## What is required
Retype all entries exactly, skipping pictures.

## Data for this exercise

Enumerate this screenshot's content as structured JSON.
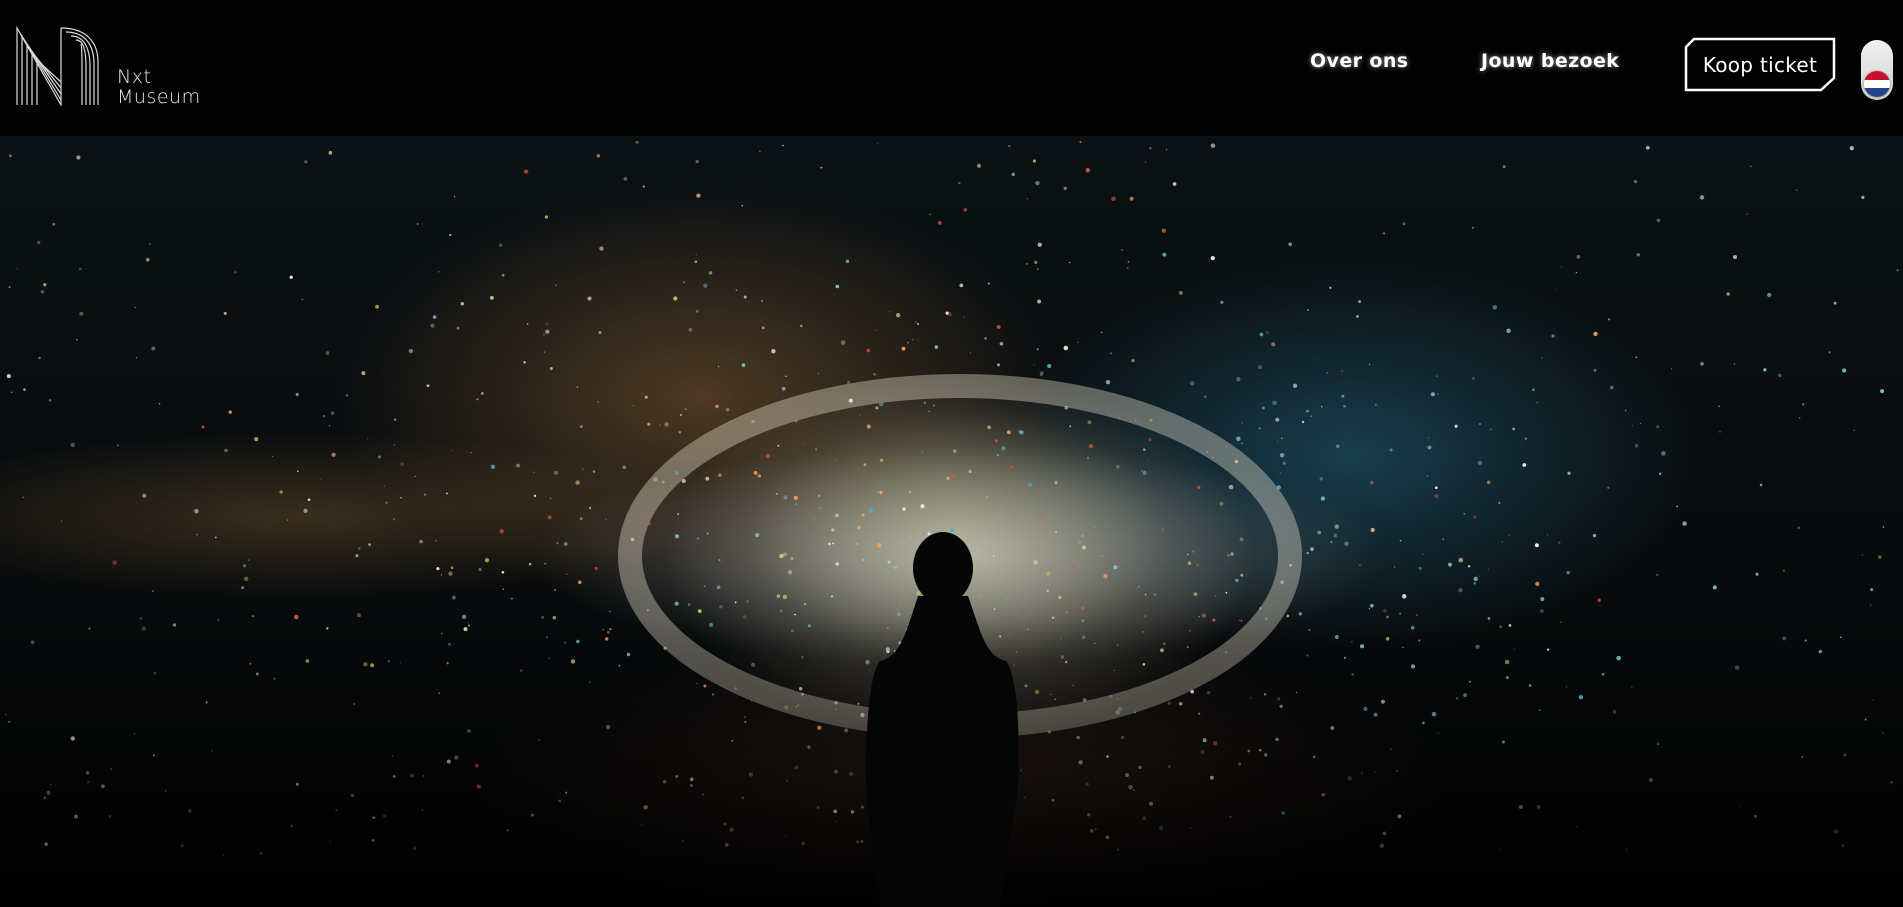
{
  "header": {
    "logo": {
      "line1": "Nxt",
      "line2": "Museum",
      "icon": "nxt-museum-logo-icon"
    },
    "nav": [
      {
        "label": "Over ons"
      },
      {
        "label": "Jouw bezoek"
      }
    ],
    "ticket_button": {
      "label": "Koop ticket"
    },
    "language_toggle": {
      "current": "NL",
      "icon": "netherlands-flag-icon"
    }
  },
  "colors": {
    "header_bg": "#020202",
    "nav_text": "#ffffff",
    "flag_red": "#c8102e",
    "flag_white": "#ffffff",
    "flag_blue": "#21468b"
  }
}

## Written solution
Enumerate this screenshot's content as structured JSON.
{
  "header": {
    "logo": {
      "line1": "Nxt",
      "line2": "Museum",
      "icon": "nxt-museum-logo-icon"
    },
    "nav": [
      {
        "label": "Over ons"
      },
      {
        "label": "Jouw bezoek"
      }
    ],
    "ticket_button": {
      "label": "Koop ticket"
    },
    "language_toggle": {
      "current": "NL",
      "icon": "netherlands-flag-icon"
    }
  },
  "colors": {
    "header_bg": "#020202",
    "nav_text": "#ffffff",
    "flag_red": "#c8102e",
    "flag_white": "#ffffff",
    "flag_blue": "#21468b"
  }
}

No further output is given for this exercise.